Last week Prime Minister Harper announced his replacement for departing Chief of Staff, Guy Giorno. The incumbent, Nigel Wright, has been a business executive with the Onex Corp since 1997. His tenure with Onex winds up by October 31st. He will start transitioning in mid November, focusing on party organization and generally immersing himself back into the political world. Expect Guy to be very much in charge until Nigel takes over at the end of the year. Having attended both Harvard Law and Business schools and serving prime minister Mulroney’s policy unit, Nigel comes to this position with serious economic credentials and experience. I expect that his background will shape how he approaches his role. While process and politics will be important, for Nigel good policy will make for good government.
Although Nigel comes from ‘big bad’ Toronto he is no Rosedale Red Tory.
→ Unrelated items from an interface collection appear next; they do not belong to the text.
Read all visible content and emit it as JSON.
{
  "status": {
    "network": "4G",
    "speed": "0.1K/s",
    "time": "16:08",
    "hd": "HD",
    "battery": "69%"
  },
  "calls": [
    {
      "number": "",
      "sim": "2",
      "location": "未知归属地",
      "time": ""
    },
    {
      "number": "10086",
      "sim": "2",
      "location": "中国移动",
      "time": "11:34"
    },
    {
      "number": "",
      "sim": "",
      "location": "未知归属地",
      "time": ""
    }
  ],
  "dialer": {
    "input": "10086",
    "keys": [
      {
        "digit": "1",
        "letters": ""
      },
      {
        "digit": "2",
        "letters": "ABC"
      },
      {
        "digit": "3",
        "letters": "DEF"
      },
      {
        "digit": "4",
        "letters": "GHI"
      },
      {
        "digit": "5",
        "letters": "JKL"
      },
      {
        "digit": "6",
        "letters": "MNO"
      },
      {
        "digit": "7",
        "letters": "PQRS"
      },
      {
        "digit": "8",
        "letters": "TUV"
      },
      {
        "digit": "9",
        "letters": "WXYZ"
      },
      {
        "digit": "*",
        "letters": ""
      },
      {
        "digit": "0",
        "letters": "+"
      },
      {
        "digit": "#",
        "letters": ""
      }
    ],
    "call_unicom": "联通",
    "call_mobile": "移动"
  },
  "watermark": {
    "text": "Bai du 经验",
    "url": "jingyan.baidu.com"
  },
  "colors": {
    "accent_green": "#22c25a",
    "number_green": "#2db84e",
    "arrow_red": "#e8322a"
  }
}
In my early years with the party I remember very well the battles that young Tom Long and his protégé Nigel Wright had with ‘Red Tories’. It was great fun! But it also was a prelude to the division of the PC party a decade later when the Reform party came on the scene. It is worth noting that Nigel left the PC party and supported the Canadian Alliance before the merger in 2002. So make no doubt about it, Nigel is a conservative’s conservative!
Unlike most of the conservative academics who surround the Prime Minister, Nigel has actually been in business – not just studied it. While he will be a very ‘blue’ influence on policy, the PMO and the Prime Minister will benefit from his practical understanding of the business world.
Expect a greater understanding and empathy for business representations Nigel will be less paranoid about the influence of Bay Street and big business but will also be wise to the economic consequences of the policies that business promotes. Nigel will not easily be convinced of the merit of a business proposal unless it is backed by solid data.
As the Prime Minister and the government renew the focus of their agenda to Canada’s economic recovery I expect Nigel will be key to keeping the government on track. Look for him to be less interested in partisan diversions that have often derailed the government’s agenda. Nigel will not like the politics of provocation. for him good policy will make for good politics!